Johns Loss due to transition and point of view. John has gone through different experiences and transition from the age of 18, which may have left him with different memories, emotions and loss. When he was moved from home to the Coldwest Hospital he must have experience some loss due to transition such as loss of family ties, loss of independence, dignity and choice. Furthermore, after leaving Coldwest he must have made some friends and got use the routine of not having choice, independence and rights. Moving to the independent living environment would be a challenge for him because of his learning disability.
n 7 Assignment (10 points): Read the article by Froma Walsh. List the key processes that foster resilience outlined in this article. follow. The main thing seen as reading through this article is how it discusses the way families work through a stressful or even devastating life situation. One family may choose to use a hopeful outlook or use a type of spiritual value to recover quickly from difficulties that are causing the situation.

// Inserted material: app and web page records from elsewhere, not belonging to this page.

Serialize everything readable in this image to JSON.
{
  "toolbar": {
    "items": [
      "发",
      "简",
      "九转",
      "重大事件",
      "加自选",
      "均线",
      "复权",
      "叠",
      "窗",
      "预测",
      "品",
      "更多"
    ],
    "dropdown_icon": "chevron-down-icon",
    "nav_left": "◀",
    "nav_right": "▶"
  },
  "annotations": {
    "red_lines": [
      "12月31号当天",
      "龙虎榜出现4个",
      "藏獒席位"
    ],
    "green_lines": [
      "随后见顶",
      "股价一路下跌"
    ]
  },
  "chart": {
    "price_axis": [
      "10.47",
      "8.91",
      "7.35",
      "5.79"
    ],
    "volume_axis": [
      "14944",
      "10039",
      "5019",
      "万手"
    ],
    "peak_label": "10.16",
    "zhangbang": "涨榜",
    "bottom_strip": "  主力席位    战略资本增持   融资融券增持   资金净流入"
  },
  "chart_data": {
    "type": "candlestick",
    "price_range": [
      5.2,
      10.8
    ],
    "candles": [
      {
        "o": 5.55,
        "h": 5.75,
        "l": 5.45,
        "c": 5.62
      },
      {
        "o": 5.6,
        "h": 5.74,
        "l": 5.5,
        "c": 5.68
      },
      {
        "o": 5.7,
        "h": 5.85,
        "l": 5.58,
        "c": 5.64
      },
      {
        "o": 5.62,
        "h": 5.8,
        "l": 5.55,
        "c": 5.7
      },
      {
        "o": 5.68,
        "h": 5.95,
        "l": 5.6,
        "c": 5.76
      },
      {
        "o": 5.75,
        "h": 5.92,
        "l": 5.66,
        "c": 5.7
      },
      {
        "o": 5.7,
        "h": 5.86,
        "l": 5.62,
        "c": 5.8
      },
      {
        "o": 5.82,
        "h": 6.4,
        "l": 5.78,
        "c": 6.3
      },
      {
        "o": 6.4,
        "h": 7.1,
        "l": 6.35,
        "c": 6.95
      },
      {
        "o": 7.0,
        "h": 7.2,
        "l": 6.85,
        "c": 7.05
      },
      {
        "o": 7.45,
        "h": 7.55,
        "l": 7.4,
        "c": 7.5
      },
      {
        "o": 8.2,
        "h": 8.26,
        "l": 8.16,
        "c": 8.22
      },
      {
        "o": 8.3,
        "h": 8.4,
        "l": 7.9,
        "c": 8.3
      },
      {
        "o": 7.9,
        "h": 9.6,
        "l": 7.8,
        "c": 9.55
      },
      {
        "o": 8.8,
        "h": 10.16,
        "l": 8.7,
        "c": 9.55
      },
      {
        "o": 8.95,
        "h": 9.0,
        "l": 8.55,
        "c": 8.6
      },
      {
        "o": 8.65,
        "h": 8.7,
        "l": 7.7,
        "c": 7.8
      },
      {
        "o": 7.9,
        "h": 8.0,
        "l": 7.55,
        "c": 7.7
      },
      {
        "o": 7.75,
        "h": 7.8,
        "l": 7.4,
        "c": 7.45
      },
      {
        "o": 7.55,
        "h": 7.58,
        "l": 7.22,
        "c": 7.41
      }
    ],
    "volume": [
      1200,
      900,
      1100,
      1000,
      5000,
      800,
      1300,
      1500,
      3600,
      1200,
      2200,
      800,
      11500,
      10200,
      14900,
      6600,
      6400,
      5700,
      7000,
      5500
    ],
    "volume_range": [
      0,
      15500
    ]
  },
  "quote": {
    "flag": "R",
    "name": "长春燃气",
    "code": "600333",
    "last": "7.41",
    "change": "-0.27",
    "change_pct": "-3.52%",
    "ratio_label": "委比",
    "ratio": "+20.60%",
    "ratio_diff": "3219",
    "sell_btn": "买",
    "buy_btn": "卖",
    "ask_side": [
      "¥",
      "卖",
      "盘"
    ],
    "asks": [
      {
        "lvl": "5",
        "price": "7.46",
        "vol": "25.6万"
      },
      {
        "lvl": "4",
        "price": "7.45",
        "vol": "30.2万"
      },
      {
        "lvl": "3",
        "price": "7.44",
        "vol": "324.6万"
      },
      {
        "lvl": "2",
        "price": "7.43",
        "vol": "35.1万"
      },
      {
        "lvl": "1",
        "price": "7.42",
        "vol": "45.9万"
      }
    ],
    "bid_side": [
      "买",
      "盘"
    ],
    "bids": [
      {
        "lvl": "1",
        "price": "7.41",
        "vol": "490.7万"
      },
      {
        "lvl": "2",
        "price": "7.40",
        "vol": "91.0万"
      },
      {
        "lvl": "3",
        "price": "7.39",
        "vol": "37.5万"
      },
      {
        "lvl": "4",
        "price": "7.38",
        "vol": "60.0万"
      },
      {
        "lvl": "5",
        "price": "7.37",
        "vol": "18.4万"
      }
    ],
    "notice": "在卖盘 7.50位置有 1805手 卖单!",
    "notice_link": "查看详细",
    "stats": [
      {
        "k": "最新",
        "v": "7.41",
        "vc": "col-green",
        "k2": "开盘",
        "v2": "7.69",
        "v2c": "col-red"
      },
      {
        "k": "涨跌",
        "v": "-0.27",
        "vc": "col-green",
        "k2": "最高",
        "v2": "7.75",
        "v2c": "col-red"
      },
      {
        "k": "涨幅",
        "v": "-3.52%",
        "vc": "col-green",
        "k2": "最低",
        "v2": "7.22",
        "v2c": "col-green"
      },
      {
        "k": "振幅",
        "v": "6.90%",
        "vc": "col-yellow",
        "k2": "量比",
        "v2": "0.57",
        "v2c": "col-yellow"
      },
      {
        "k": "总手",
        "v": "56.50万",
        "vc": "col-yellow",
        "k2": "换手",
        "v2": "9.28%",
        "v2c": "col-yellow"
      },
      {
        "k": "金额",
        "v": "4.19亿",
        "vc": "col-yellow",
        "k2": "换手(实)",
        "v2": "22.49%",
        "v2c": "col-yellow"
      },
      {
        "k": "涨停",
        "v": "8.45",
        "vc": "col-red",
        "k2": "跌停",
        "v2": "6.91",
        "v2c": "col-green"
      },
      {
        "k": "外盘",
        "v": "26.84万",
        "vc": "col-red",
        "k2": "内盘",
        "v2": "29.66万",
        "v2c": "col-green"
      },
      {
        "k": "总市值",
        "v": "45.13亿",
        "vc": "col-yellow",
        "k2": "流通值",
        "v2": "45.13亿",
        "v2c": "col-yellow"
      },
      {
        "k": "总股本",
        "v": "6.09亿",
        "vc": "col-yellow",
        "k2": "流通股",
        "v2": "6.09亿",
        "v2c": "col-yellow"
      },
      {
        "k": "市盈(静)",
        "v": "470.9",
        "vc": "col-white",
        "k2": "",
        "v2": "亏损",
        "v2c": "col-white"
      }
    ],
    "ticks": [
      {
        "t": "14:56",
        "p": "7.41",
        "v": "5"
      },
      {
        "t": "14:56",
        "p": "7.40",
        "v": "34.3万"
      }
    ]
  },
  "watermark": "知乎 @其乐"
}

Initial grief Counseling: In the event that you find that hindrances to grieving are making it hard to work after a loss, converse with a grief counselor, go to a deprivation support center, or both. Support and counseling groups can also help you work through uncertain grief from a past loss. Medicines: Amid the starting days of grief, uneasiness or restlessness can make it hard to work. In the event that you endure more than a couple of days of extreme tumult, converse with your specialist about whether a transient solution narcotic medication can help you. (Specialists differ about the helpfulness of drugs for individuals who are lamenting.
Stress management is a good foundation for daily living, but more tools must be added through relapse education in the remaining stages of recovery if the client is to have the best chance of avoiding relapse. The ability to identify and manage warning signs is vital for self-regulation (Gorski, 1986). Warning signs are indicators that relapse syndrome is taking place. A simple example of using signs to self-regulate is the HALT warning heard in many support groups about the danger of becoming too Hungry, Angry, Lonely, or Tired in recovery. This is a good rule of thumb, but every client has a unique set of problems and symptoms that indicate relapse syndrome is occurring.
Interns seem to be at specific danger of secondary traumatization, particularly secondhand shock (Knight, 2013). Additionally, women are more at risk of experiencing indirect trauma, and practitioners who are survivors of childhood trauma are more susceptible to indirect trauma. Additionally, indirect trauma is associated with caseloads in which there is a high concentration of survivors and with working in child welfare settings (Knight, 2013). Appearances of secondary traumatization are diminished when counselors sense they have some charge over their career and lives, predominantly case appointments; furthermore, survivors can evolve in reaction to undergoing traumatization, and the specialists who labor with them (Knight, 2013). Development can transpire in an assortment of capacities, and they include self-assurance, effectiveness, compassion and understanding the necessities of another individual’s devoutness, and a reorganization of an individual’s concern (Knight,